[Records from a data collection]
▶
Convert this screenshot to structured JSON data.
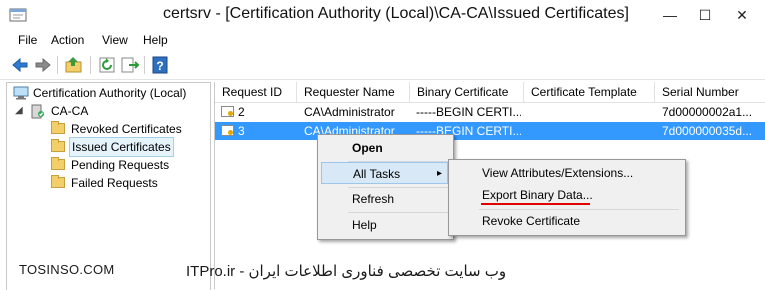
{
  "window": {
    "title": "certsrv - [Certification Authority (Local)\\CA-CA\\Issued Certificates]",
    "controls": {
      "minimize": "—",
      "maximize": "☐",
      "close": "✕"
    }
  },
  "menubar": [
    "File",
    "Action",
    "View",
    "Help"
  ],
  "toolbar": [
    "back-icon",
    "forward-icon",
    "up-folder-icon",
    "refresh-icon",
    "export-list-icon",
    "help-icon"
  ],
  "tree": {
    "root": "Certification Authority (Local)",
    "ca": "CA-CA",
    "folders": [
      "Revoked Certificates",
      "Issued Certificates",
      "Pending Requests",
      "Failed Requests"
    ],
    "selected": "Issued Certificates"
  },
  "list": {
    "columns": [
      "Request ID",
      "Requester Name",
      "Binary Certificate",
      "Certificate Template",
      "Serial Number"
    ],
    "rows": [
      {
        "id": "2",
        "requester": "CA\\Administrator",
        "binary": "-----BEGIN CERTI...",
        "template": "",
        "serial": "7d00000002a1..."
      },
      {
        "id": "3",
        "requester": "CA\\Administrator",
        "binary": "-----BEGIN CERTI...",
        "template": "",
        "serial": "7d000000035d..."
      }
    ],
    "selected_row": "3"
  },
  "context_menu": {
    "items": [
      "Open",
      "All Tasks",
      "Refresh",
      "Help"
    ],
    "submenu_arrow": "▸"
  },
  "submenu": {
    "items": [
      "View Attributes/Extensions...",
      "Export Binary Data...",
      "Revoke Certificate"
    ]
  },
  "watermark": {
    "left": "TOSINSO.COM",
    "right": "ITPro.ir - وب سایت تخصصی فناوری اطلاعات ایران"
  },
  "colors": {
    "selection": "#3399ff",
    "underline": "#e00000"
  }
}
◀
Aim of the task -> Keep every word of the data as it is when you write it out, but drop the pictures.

Written solution ->
Convert this screenshot to structured JSON data.
{
  "window": {
    "title": "certsrv - [Certification Authority (Local)\\CA-CA\\Issued Certificates]",
    "controls": {
      "minimize": "—",
      "maximize": "☐",
      "close": "✕"
    }
  },
  "menubar": [
    "File",
    "Action",
    "View",
    "Help"
  ],
  "toolbar": [
    "back-icon",
    "forward-icon",
    "up-folder-icon",
    "refresh-icon",
    "export-list-icon",
    "help-icon"
  ],
  "tree": {
    "root": "Certification Authority (Local)",
    "ca": "CA-CA",
    "folders": [
      "Revoked Certificates",
      "Issued Certificates",
      "Pending Requests",
      "Failed Requests"
    ],
    "selected": "Issued Certificates"
  },
  "list": {
    "columns": [
      "Request ID",
      "Requester Name",
      "Binary Certificate",
      "Certificate Template",
      "Serial Number"
    ],
    "rows": [
      {
        "id": "2",
        "requester": "CA\\Administrator",
        "binary": "-----BEGIN CERTI...",
        "template": "",
        "serial": "7d00000002a1..."
      },
      {
        "id": "3",
        "requester": "CA\\Administrator",
        "binary": "-----BEGIN CERTI...",
        "template": "",
        "serial": "7d000000035d..."
      }
    ],
    "selected_row": "3"
  },
  "context_menu": {
    "items": [
      "Open",
      "All Tasks",
      "Refresh",
      "Help"
    ],
    "submenu_arrow": "▸"
  },
  "submenu": {
    "items": [
      "View Attributes/Extensions...",
      "Export Binary Data...",
      "Revoke Certificate"
    ]
  },
  "watermark": {
    "left": "TOSINSO.COM",
    "right": "ITPro.ir - وب سایت تخصصی فناوری اطلاعات ایران"
  },
  "colors": {
    "selection": "#3399ff",
    "underline": "#e00000"
  }
}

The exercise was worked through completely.